- **Dataset extract**

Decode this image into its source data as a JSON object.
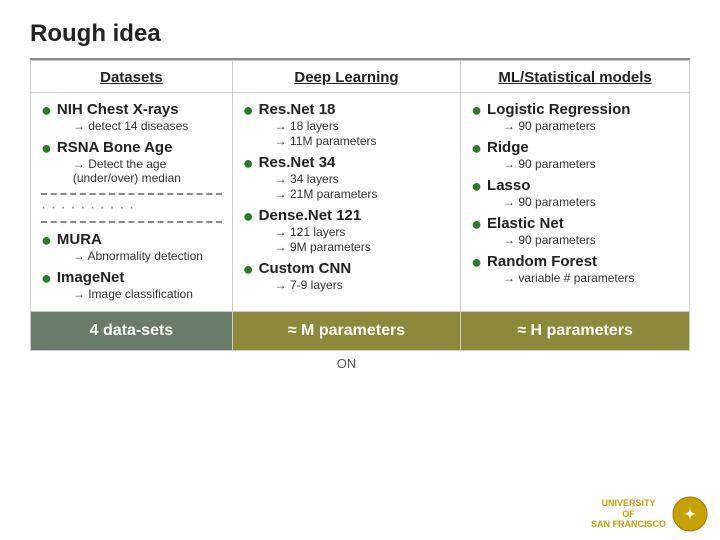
{
  "page": {
    "title": "Rough idea"
  },
  "columns": {
    "datasets": "Datasets",
    "dl": "Deep Learning",
    "ml": "ML/Statistical models"
  },
  "datasets_items": [
    {
      "title": "NIH Chest X-rays",
      "sub": [
        "→ detect 14 diseases"
      ]
    },
    {
      "title": "RSNA Bone Age",
      "sub": [
        "→ Detect the age (under/over) median"
      ]
    },
    {
      "title": "MURA",
      "sub": [
        "→ Abnormality detection"
      ]
    },
    {
      "title": "ImageNet",
      "sub": [
        "→ Image classification"
      ]
    }
  ],
  "dl_items": [
    {
      "title": "Res.Net 18",
      "sub": [
        "→ 18 layers",
        "→ 11M parameters"
      ]
    },
    {
      "title": "Res.Net 34",
      "sub": [
        "→ 34 layers",
        "→ 21M parameters"
      ]
    },
    {
      "title": "Dense.Net 121",
      "sub": [
        "→ 121 layers",
        "→ 9M parameters"
      ]
    },
    {
      "title": "Custom CNN",
      "sub": [
        "→ 7-9 layers"
      ]
    }
  ],
  "ml_items": [
    {
      "title": "Logistic Regression",
      "sub": [
        "→ 90 parameters"
      ]
    },
    {
      "title": "Ridge",
      "sub": [
        "→ 90 parameters"
      ]
    },
    {
      "title": "Lasso",
      "sub": [
        "→ 90 parameters"
      ]
    },
    {
      "title": "Elastic Net",
      "sub": [
        "→ 90 parameters"
      ]
    },
    {
      "title": "Random Forest",
      "sub": [
        "→ variable # parameters"
      ]
    }
  ],
  "summary": {
    "datasets": "4 data-sets",
    "dl": "≈ M parameters",
    "ml": "≈ H parameters"
  },
  "footer": {
    "on_label": "ON"
  }
}
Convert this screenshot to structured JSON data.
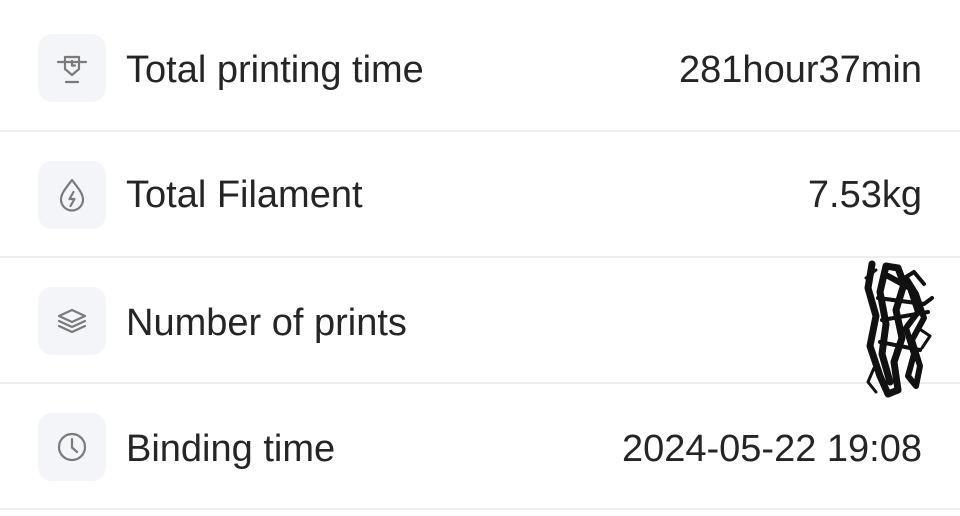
{
  "stats": [
    {
      "key": "printing-time",
      "icon": "printer-nozzle-icon",
      "label": "Total printing time",
      "value": "281hour37min"
    },
    {
      "key": "filament",
      "icon": "filament-drop-icon",
      "label": "Total Filament",
      "value": "7.53kg"
    },
    {
      "key": "number-of-prints",
      "icon": "layers-icon",
      "label": "Number of prints",
      "value": ""
    },
    {
      "key": "binding-time",
      "icon": "clock-icon",
      "label": "Binding time",
      "value": "2024-05-22 19:08"
    }
  ],
  "colors": {
    "background": "#ffffff",
    "icon_tile": "#f3f5f8",
    "icon_stroke": "#7a7a7a",
    "text": "#252525",
    "divider": "#eeeeef",
    "redaction": "#111111"
  }
}
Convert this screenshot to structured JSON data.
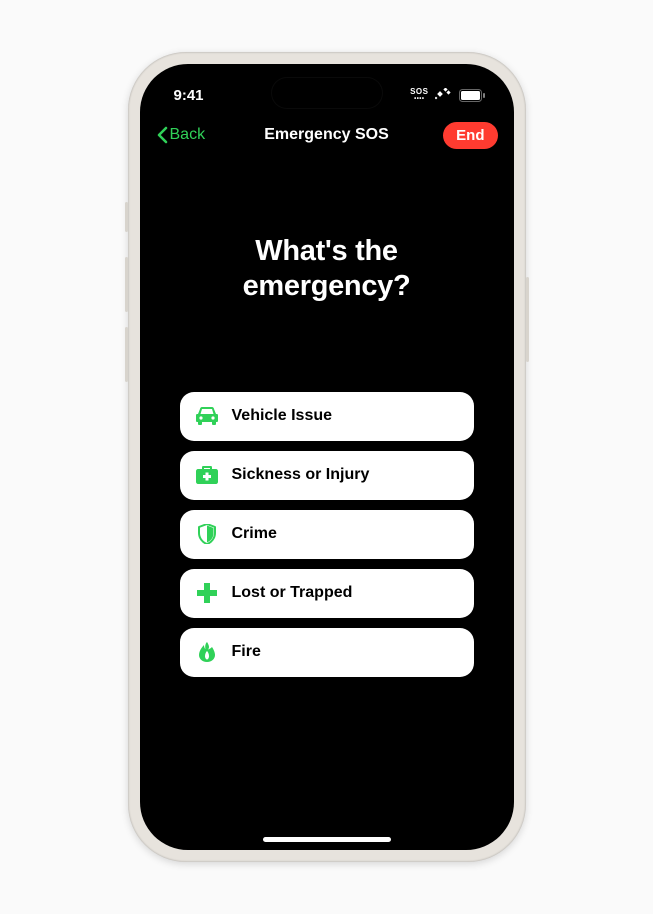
{
  "status": {
    "time": "9:41",
    "sos_label": "SOS"
  },
  "nav": {
    "back_label": "Back",
    "title": "Emergency SOS",
    "end_label": "End"
  },
  "heading": "What's the emergency?",
  "options": [
    {
      "icon": "car",
      "label": "Vehicle Issue"
    },
    {
      "icon": "medkit",
      "label": "Sickness or Injury"
    },
    {
      "icon": "shield",
      "label": "Crime"
    },
    {
      "icon": "plus",
      "label": "Lost or Trapped"
    },
    {
      "icon": "flame",
      "label": "Fire"
    }
  ],
  "colors": {
    "accent_green": "#30d158",
    "accent_red": "#ff3b30",
    "bg": "#000000",
    "card": "#ffffff"
  }
}
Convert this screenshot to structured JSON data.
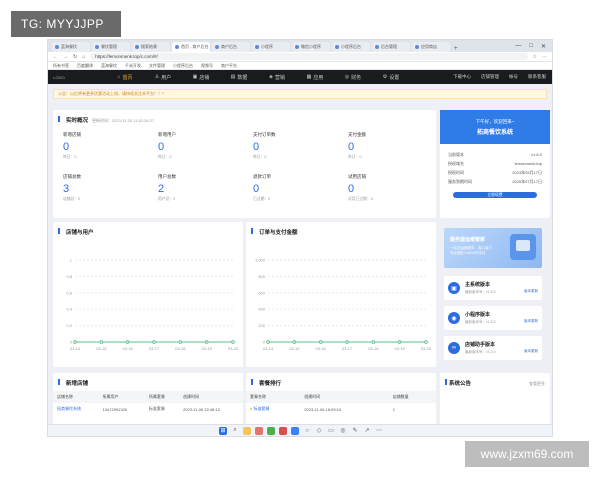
{
  "watermarks": {
    "top_left": "TG: MYYJJPP",
    "bottom_right": "www.jzxm69.com"
  },
  "browser": {
    "tabs": [
      "蓝海餐饮",
      "餐饮管理",
      "搜索结果",
      "首页 - 商户后台",
      "商户后台",
      "小程序",
      "",
      "微信小程序",
      "小程序后台",
      "后台管理",
      "应用商店"
    ],
    "url": "https://lemonmenk.top/c.com/#/",
    "bookmarks": [
      "所有书签",
      "百度翻译",
      "蓝海餐饮",
      "千米开发",
      "文件管理",
      "小程序后台",
      "视频号",
      "商户平台"
    ],
    "window_controls": [
      "—",
      "□",
      "✕"
    ]
  },
  "header": {
    "logo": "LOGO",
    "nav": [
      "首页",
      "用户",
      "店铺",
      "数据",
      "营销",
      "应用",
      "财务",
      "设置"
    ],
    "right": [
      "下载中心",
      "店铺管理",
      "帐号",
      "联系客服"
    ]
  },
  "notice": "公告：以后将有更多优惠活动上线，请持续关注本平台！！！",
  "overview": {
    "title": "实时概况",
    "updated": "更新时间：2023-11-20 11:52:26:27",
    "stats": [
      {
        "label": "新增店铺",
        "value": "0",
        "sub": "昨日：0"
      },
      {
        "label": "新增用户",
        "value": "0",
        "sub": "昨日：0"
      },
      {
        "label": "支付订单数",
        "value": "0",
        "sub": "昨日：0"
      },
      {
        "label": "支付金额",
        "value": "0",
        "sub": "昨日：0"
      },
      {
        "label": "店铺总数",
        "value": "3",
        "sub": "店铺总：0"
      },
      {
        "label": "用户总数",
        "value": "2",
        "sub": "用户总：0"
      },
      {
        "label": "退款订单",
        "value": "0",
        "sub": "已过期：0"
      },
      {
        "label": "试用店铺",
        "value": "0",
        "sub": "试用已过期：0"
      }
    ]
  },
  "system_info": {
    "banner_line1": "下午好，欢迎回来~",
    "banner_line2": "拓商餐饮系统",
    "rows": [
      {
        "k": "当前版本",
        "v": "v1.8.0"
      },
      {
        "k": "授权域名",
        "v": "lemonmenk.top"
      },
      {
        "k": "授权时间",
        "v": "2023年09月17日"
      },
      {
        "k": "服务到期时间",
        "v": "2025年07月17日"
      }
    ],
    "button": "立即续费"
  },
  "chart_stores_users": {
    "title": "店铺与用户",
    "chart_data": {
      "type": "line",
      "categories": [
        "03-14",
        "03-15",
        "03-16",
        "03-17",
        "03-18",
        "03-19",
        "03-20"
      ],
      "series": [
        {
          "values": [
            0,
            0,
            0,
            0,
            0,
            0,
            0
          ]
        },
        {
          "values": [
            0,
            0,
            0,
            0,
            0,
            0,
            0
          ]
        }
      ],
      "yticks": [
        "0",
        "0.2",
        "0.4",
        "0.6",
        "0.8",
        "1"
      ],
      "ylim": [
        0,
        1
      ],
      "series_color": "#5fbf8a"
    }
  },
  "chart_orders_payments": {
    "title": "订单与支付金额",
    "chart_data": {
      "type": "line",
      "categories": [
        "03-14",
        "03-15",
        "03-16",
        "03-17",
        "03-18",
        "03-19",
        "03-20"
      ],
      "series": [
        {
          "values": [
            0,
            0,
            0,
            0,
            0,
            0,
            0
          ]
        },
        {
          "values": [
            0,
            0,
            0,
            0,
            0,
            0,
            0
          ]
        }
      ],
      "yticks": [
        "0",
        "200",
        "400",
        "600",
        "800",
        "1,000"
      ],
      "ylim": [
        0,
        1000
      ],
      "series_color": "#5fbf8a"
    }
  },
  "promo": {
    "title": "服务器运维管家",
    "sub1": "一站式运维服务，省心省力",
    "sub2": "专业团队7x24小时支持"
  },
  "versions": [
    {
      "name": "主系统版本",
      "num": "最新版本号：v1.8.0",
      "link": "版本更新",
      "icon": "server-icon"
    },
    {
      "name": "小程序版本",
      "num": "最新版本号：v1.8.2",
      "link": "版本更新",
      "icon": "miniapp-icon"
    },
    {
      "name": "店铺助手版本",
      "num": "最新版本号：v1.2.0",
      "link": "版本更新",
      "icon": "link-icon"
    }
  ],
  "new_stores": {
    "title": "新增店铺",
    "columns": [
      "店铺名称",
      "所属用户",
      "所属套餐",
      "创建时间"
    ],
    "rows": [
      [
        "拓商餐饮系统",
        "13472991326",
        "标准套餐",
        "2023-11-06 22:48:13"
      ]
    ]
  },
  "package_rank": {
    "title": "套餐排行",
    "columns": [
      "套餐名称",
      "创建时间",
      "店铺数量"
    ],
    "rows": [
      [
        "标准套餐",
        "2023-11-06 16:09:15",
        "1"
      ]
    ]
  },
  "announcements": {
    "title": "系统公告",
    "more": "查看更多"
  }
}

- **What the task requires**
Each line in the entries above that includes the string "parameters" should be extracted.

- **Exercise result**
        "→ 11M parameters"
        "→ 21M parameters"
        "→ 9M parameters"
        "→ 90 parameters"
        "→ 90 parameters"
        "→ 90 parameters"
        "→ 90 parameters"
        "→ variable # parameters"
    "dl": "≈ M parameters",
    "ml": "≈ H parameters"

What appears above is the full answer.